I will start this week with validation which is to substantiate; confirm; or give approval. Growing up in an abusive home the word validate was not in the family vocabulary. In fact, it has not been in many people’s families that I have worked with. In my household it seemed that I could never do anything right. Nothing I did was never good enough. I would bring home a report card with three “A’s” a “B” and a “D.” nothing would be said about the “A,s” and “B,” however I would here all about the “D” and how I was a screw up.
Here is an extreme but true example:
My mother and stepfather went to Hawaii for a week. While they were gone, they allowed me to use my stepfathers truck to go skiing in Mammoth, CA. I arrived home a couple days prior to them. So, to show my appreciation to them for the use of my stepfathers truck I did a couple of things. First, I washed and waxed my stepfathers’ truck. Next, I cleaned our entire hose, upstairs and downstairs including washing all the windows. I’d be lying if I said I didn’t have an ulterior motive. The reality is I was hoping this time they would appreciate, acknowledge and validate me for what I had done. When they arrived home the first thing the saw was the clean truck, of course I had to point it out to them. What I got was a halfhearted thank you. After telling them I cleaned the whole house including all the windows, my stepfather inspected it. All I was told was “You missed a spot on the window.” Not a thank you or kind word for anything I had done.
This was the story of my entire childhood and teenage years. Nothing I ever did was good enough. My fears, voice, feelings, and emotions were never validated, but always discounted.
I believe that if we are not getting acknowledged or validated as children or teens at home, we will seek it outside of the home. It could be at school by becoming a perfect student to impress a favorite teacher, professor or girl. It could be by excelling in sports to receive acknowledgement and validation from your teammates, coach or a girl. For myself, I struggled in school because of low self-esteem issues and although I loved playing baseball and was good at it, I was picked on by not only my teammates, but also by my coach. Desperate to be accepted, acknowledged, approved and validated I turned to the ones I surfed with. Drugs, alcohol and parties were a big part of that community. If all I had to do was do a line of cocaine and drink a little booze to be accepted, acknowledged, approved and validated, then count me in, even though it went against everything I knew was right and believed in.

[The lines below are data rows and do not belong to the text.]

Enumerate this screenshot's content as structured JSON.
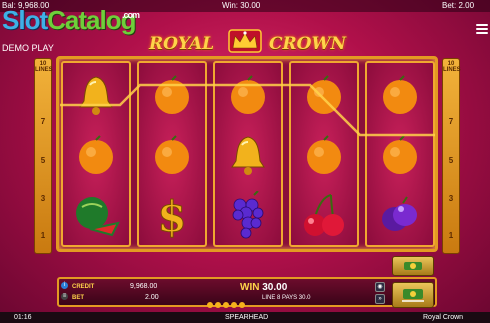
{
  "topbar": {
    "balance": "Bal: 9,968.00",
    "win": "Win: 30.00",
    "bet": "Bet: 2.00"
  },
  "watermark": {
    "part1": "Slot",
    "part2": "Catalog",
    "com": ".com"
  },
  "demo_label": "DEMO PLAY",
  "logo": {
    "left": "ROYAL",
    "right": "CROWN"
  },
  "lines_panel": {
    "header": "10 LINES",
    "numbers": [
      "7",
      "5",
      "3",
      "1"
    ]
  },
  "reels": [
    [
      "golden-bell",
      "orange",
      "watermelon"
    ],
    [
      "orange",
      "orange",
      "dollar-sign"
    ],
    [
      "orange",
      "golden-bell",
      "grapes"
    ],
    [
      "orange",
      "orange",
      "cherries"
    ],
    [
      "orange",
      "orange",
      "plums"
    ]
  ],
  "panel": {
    "credit_label": "CREDIT",
    "credit_value": "9,968.00",
    "bet_label": "BET",
    "bet_value": "2.00",
    "win_label": "WIN",
    "win_value": "30.00",
    "pays_text": "LINE 8 PAYS 30.0"
  },
  "footer": {
    "time": "01:16",
    "provider": "SPEARHEAD",
    "game": "Royal Crown"
  },
  "colors": {
    "gold": "#e39a22",
    "bg": "#b0104a"
  }
}
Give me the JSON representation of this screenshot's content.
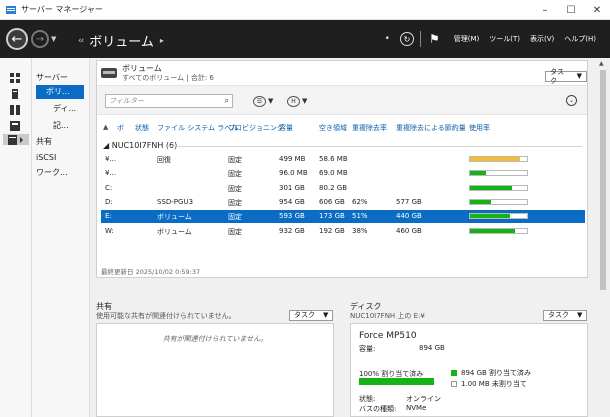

Throughout my life and into my late forties this pattern continued. I became a chameleon. In the world of business, I would do whatever it took to be accepted and win others approval. In my personal life I would do the same thing, even if it meant going against all my morals, ethics, values, and beliefs. After all this is what all the successful business men whose circle I was in did. Eventually my behavior led me to nearly losing my family and everything I worked for. All that I had achieved did nothing to fill the hole in my soul from the loss of my father and the years of abuse I suffered. None of what had happened to me had ever been acknowledged or validated. My inner child was screaming for acceptance and validation.
I had become absolutely exhausted emotionally and spiritually. Something had to change and change fast. It was time to get help, but where and how? It was suggested I go to Alcoholics Anonymous, but I wasn’t one of those people. My therapist finally suggested the Betty Ford Center and the next day I contacted them and made arrangements to check in. When I started talking about my abuse with my counselor and peers, I was met with nothing but empathy. No one told me to get over it, it happened over thirty years ago. It’s time to move on. No one told me I just need to forgive, forget and move on. When I said I was angry at God, my mother and stepfather, I was told I had a right to be angry and we’re going to help you work through that anger. For the first time in my life I was acknowledged, accepted, and validated. For the first time in my life, I had hope that I could heal the scars of my abuse. For the first time in my life, I knew what it was like to be loved on a whole new level.
Recovery from addiction is hard enough. But when you add the underlying component of sexual abuse, especially with men, it can seem impossible. Male survivors of sexual abuse have to be treated with gentle guiding hands and a gentle heart. We don’t need to be told what we need to do, we know we need to work through our issues. Telling a survivor to grow up, forgive, forget and move on only creates more shame. What male survivors need more than anything is to be heard without trying to fix them. The most important thing, however, is to validate them as human beings. Validate their feelings and existence. Acknowledge their pain and fear. Assure them there is hope for them if they’re willing to do the work. Your first encounter with a sexual abuse survivor, male or female, can either help to move them towards healing or send them right back the rabbit hole of shame and isolation. It was only when my feelings and life were validated that my healing journey began and soon rose to a whole new level.